◆ Task instructions ◆
For each line below that contains the word "JSON", return that line.

Website and app data records
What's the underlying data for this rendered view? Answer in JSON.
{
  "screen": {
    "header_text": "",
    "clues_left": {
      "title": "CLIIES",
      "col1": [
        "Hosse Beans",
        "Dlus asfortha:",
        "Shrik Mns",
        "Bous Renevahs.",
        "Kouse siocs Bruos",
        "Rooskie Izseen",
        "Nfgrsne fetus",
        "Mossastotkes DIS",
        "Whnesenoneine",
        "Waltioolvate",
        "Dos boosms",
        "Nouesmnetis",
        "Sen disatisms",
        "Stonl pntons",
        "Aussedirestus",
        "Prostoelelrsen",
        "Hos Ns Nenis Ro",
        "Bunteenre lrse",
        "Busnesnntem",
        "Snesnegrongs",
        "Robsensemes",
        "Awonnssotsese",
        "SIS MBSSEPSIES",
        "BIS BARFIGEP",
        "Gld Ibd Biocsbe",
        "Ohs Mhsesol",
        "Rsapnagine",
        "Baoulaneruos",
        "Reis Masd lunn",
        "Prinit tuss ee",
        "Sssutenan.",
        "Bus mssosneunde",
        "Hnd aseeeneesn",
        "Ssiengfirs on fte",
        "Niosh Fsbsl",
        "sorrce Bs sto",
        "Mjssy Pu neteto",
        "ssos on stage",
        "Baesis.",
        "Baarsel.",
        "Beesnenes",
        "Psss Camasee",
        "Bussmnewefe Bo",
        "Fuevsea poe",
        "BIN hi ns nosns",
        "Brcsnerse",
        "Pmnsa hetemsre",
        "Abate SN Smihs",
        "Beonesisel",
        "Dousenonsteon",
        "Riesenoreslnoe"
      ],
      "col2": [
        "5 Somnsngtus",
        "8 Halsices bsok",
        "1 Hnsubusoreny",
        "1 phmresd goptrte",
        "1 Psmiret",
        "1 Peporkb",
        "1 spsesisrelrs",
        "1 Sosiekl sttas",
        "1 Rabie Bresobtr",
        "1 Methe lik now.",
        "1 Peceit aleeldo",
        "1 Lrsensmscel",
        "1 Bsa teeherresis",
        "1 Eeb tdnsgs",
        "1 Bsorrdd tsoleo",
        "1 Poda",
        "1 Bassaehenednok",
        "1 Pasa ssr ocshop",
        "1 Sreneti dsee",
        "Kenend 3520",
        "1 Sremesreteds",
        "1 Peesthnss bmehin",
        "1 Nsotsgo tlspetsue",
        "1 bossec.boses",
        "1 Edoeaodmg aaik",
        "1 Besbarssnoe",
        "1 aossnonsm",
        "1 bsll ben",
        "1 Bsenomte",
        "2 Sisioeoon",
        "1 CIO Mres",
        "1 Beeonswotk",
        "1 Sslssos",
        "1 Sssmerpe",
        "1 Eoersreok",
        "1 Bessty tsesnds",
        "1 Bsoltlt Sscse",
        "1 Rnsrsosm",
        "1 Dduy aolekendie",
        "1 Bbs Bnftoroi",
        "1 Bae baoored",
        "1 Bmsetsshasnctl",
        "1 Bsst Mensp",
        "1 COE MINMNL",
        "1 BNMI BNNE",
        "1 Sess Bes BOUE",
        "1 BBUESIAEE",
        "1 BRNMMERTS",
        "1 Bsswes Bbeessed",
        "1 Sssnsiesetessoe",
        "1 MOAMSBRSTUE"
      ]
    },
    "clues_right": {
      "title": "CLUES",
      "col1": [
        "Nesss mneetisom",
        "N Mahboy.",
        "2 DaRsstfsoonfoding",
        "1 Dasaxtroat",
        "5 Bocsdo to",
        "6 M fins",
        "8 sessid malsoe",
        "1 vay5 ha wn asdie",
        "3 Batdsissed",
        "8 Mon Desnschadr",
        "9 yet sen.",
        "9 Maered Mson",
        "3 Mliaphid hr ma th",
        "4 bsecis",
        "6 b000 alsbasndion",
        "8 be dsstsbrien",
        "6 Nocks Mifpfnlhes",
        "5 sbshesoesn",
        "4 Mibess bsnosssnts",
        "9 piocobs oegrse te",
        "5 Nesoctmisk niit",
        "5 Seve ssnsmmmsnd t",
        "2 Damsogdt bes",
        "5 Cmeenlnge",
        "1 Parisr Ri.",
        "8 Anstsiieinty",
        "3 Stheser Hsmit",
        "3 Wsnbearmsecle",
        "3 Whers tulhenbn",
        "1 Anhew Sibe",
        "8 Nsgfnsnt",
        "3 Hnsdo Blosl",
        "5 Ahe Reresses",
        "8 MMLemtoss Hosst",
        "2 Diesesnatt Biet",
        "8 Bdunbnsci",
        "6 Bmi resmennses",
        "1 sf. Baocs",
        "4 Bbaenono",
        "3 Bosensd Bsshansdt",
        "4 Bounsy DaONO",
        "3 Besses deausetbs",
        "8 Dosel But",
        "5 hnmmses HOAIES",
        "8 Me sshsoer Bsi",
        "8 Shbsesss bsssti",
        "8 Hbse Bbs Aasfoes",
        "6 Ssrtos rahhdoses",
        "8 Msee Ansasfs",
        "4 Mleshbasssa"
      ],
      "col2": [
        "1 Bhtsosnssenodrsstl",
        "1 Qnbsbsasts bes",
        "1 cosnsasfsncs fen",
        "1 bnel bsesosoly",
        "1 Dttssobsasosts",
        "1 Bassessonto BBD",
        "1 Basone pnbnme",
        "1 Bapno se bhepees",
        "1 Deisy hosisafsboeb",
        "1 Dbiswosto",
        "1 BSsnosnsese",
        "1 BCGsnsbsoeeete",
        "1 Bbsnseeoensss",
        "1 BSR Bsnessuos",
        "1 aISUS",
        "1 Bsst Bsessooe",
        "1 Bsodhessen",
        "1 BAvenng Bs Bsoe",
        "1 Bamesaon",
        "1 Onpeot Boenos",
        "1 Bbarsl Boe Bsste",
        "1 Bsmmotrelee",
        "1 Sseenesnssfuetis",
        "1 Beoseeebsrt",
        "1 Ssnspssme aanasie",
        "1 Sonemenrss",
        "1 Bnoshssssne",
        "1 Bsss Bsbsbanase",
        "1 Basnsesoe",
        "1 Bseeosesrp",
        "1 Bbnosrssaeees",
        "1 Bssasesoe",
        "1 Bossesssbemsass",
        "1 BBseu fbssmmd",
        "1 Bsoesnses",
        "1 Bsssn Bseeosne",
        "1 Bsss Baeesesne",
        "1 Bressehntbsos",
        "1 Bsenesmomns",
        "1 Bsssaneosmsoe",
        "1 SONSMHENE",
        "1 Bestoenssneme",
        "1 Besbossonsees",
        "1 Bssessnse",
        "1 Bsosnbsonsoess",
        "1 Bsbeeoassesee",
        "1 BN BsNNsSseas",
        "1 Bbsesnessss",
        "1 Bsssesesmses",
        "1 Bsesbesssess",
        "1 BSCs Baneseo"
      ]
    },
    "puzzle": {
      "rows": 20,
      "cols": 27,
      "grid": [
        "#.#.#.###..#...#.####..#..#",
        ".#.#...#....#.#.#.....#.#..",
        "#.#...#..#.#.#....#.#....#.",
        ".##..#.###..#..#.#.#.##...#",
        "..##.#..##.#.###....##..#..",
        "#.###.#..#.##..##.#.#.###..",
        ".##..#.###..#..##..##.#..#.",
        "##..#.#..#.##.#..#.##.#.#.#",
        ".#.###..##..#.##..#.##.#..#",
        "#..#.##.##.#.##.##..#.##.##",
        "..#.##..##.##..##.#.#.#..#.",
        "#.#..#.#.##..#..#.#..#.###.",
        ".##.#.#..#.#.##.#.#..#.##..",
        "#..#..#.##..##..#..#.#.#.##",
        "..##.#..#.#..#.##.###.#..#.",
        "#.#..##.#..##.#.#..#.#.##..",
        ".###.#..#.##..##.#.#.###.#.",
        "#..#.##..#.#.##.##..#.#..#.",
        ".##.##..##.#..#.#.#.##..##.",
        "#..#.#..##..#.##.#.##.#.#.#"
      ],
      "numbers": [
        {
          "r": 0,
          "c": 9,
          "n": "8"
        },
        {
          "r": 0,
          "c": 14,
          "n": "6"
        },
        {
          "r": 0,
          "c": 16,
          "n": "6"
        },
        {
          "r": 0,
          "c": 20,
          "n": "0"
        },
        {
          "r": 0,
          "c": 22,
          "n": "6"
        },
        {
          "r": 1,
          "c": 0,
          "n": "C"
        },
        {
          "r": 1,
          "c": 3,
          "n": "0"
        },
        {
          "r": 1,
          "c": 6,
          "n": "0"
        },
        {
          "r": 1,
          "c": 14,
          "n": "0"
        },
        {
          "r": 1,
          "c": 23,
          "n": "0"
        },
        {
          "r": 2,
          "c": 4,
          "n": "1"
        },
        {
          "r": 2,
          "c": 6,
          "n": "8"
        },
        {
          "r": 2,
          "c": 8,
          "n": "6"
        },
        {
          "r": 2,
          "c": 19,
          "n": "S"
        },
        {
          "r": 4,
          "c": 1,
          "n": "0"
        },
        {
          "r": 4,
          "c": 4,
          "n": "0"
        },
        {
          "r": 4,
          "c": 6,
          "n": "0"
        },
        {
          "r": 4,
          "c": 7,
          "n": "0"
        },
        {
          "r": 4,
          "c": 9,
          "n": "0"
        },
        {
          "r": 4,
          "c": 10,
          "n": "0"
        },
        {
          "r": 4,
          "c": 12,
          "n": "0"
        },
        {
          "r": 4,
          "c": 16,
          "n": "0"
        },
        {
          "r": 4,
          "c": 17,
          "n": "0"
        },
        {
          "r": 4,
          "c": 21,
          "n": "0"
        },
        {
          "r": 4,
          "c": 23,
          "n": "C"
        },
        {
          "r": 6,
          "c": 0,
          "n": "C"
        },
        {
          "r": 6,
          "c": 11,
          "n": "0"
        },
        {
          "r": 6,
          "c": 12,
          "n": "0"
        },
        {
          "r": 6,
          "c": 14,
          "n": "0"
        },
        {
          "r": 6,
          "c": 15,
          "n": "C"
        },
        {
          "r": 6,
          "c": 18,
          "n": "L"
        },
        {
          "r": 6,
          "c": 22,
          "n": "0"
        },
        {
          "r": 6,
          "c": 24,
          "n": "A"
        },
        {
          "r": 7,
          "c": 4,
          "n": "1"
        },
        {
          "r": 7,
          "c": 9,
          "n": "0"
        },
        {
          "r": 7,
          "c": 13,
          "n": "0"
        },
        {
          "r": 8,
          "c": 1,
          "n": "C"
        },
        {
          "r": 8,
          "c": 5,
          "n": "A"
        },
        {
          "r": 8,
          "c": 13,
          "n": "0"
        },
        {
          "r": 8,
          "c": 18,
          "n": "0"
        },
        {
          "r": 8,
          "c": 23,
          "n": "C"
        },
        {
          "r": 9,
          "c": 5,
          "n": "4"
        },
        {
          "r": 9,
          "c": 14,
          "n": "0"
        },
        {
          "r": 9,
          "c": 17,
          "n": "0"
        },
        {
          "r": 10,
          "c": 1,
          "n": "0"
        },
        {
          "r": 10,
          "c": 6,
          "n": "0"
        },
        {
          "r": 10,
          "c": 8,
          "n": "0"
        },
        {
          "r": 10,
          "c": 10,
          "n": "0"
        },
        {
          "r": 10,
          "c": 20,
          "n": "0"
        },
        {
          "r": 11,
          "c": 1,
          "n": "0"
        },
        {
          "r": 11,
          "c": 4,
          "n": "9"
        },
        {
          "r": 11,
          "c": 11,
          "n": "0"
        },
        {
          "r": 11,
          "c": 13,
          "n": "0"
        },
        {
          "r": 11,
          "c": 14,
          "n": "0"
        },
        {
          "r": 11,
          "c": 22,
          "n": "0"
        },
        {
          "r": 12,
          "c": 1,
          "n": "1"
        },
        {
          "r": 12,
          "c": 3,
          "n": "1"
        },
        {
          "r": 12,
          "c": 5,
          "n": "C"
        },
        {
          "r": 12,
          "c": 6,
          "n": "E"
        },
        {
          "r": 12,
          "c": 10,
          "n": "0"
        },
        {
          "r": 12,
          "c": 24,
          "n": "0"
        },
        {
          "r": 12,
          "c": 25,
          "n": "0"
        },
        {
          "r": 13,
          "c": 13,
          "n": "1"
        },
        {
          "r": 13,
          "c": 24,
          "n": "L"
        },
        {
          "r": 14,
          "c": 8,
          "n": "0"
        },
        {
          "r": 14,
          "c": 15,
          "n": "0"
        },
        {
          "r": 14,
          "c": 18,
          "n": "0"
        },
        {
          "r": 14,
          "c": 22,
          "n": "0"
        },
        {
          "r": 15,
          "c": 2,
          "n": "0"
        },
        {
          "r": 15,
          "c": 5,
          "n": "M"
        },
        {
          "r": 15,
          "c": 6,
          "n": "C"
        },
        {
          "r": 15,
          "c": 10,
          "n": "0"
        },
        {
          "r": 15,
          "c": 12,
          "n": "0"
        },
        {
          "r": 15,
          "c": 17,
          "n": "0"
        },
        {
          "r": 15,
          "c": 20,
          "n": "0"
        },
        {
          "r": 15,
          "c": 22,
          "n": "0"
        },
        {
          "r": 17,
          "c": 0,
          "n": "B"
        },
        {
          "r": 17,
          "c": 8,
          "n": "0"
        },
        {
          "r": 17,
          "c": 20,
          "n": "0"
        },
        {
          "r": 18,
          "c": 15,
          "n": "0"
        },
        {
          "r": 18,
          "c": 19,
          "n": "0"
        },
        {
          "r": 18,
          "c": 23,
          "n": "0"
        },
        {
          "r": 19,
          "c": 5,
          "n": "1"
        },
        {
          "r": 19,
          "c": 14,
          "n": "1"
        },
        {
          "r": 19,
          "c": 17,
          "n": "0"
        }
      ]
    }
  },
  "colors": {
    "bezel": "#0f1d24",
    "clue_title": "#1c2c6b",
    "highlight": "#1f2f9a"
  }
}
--
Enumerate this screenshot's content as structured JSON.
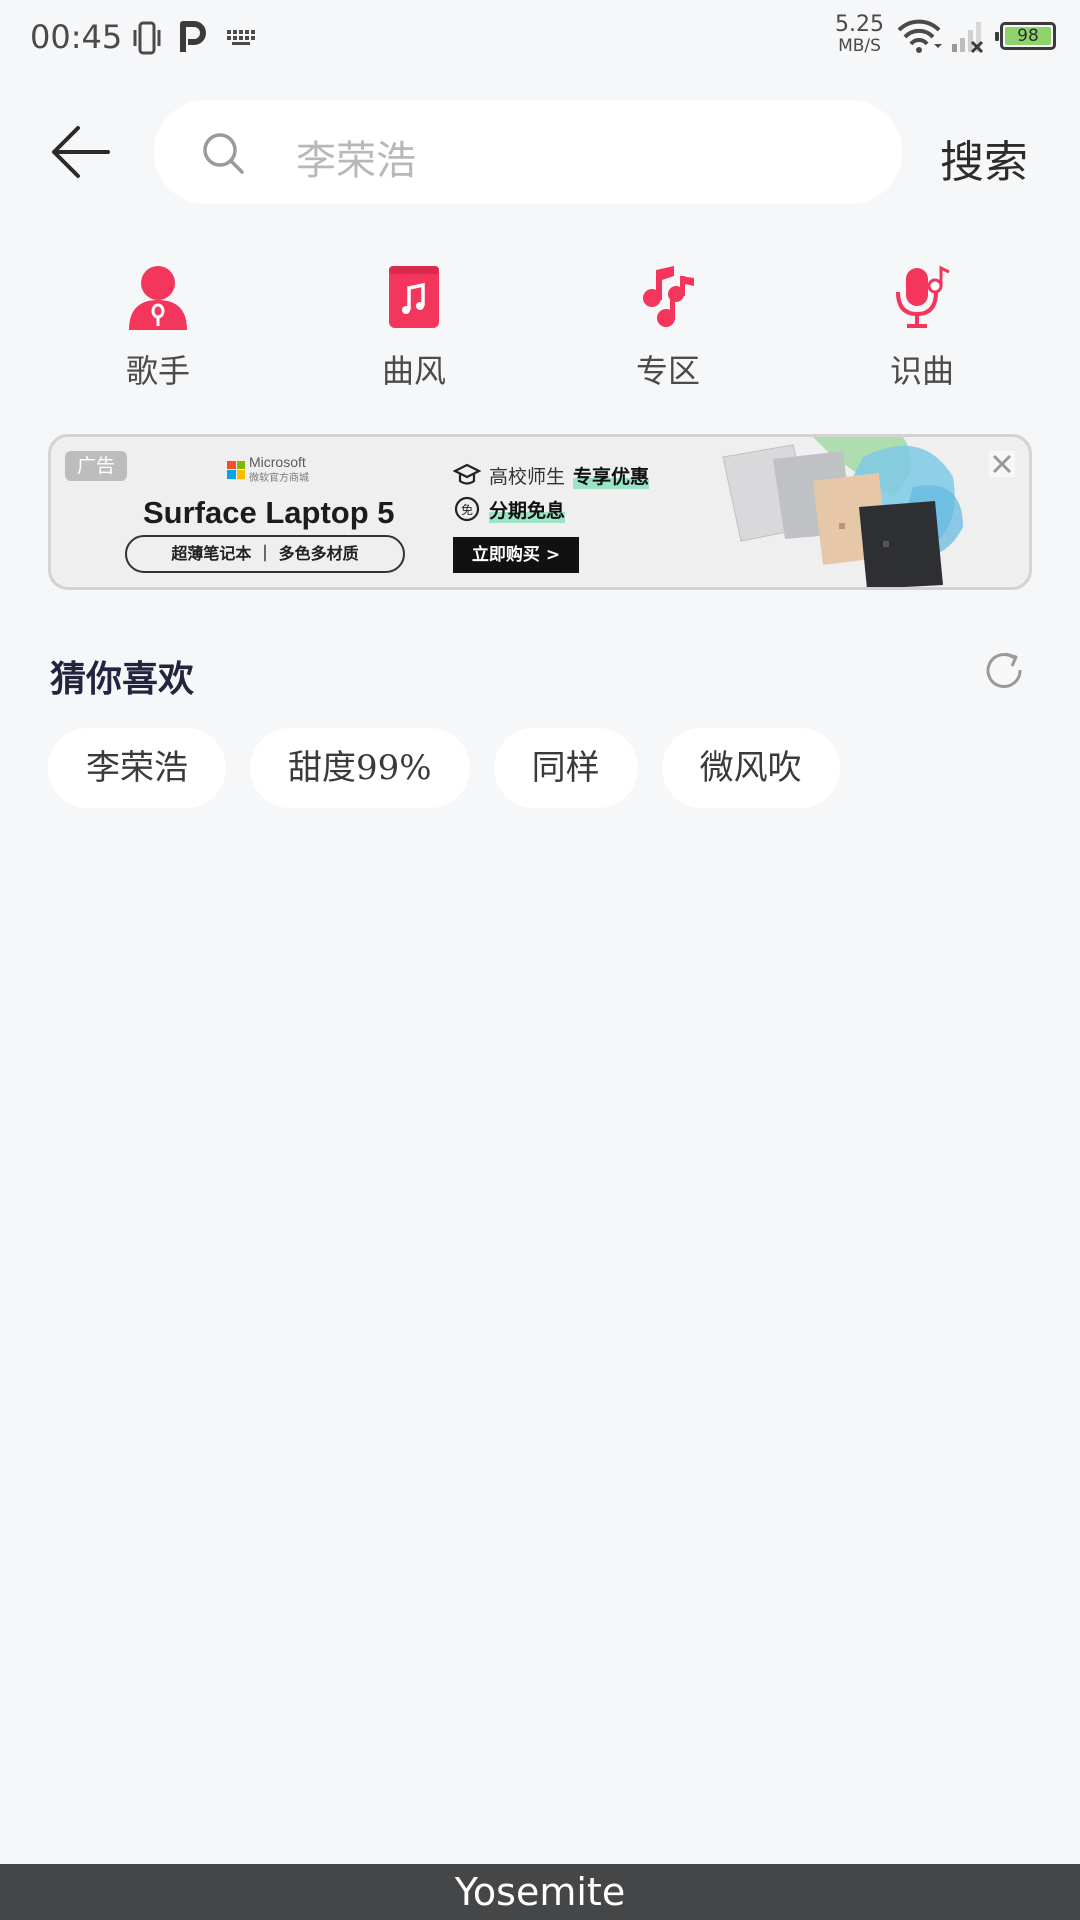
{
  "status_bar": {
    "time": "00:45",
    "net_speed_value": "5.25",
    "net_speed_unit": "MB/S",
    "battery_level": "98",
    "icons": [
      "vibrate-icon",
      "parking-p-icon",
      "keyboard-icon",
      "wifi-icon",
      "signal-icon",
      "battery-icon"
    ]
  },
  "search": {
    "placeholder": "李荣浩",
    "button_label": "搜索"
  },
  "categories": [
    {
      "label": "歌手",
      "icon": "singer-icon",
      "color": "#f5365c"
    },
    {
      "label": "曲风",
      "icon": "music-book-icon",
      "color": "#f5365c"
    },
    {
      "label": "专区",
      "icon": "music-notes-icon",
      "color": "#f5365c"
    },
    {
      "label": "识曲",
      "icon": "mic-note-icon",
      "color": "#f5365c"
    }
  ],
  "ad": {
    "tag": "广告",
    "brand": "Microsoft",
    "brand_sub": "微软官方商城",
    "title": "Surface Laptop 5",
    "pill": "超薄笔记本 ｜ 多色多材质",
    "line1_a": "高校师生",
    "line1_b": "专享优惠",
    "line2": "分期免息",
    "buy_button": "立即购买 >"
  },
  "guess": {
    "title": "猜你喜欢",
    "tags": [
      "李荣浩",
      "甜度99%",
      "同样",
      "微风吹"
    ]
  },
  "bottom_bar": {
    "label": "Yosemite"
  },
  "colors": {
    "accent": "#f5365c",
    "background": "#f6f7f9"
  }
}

◆ Written response ◆
What's the underlying data for this rendered view? Answer in JSON.
Enumerate this screenshot's content as structured JSON.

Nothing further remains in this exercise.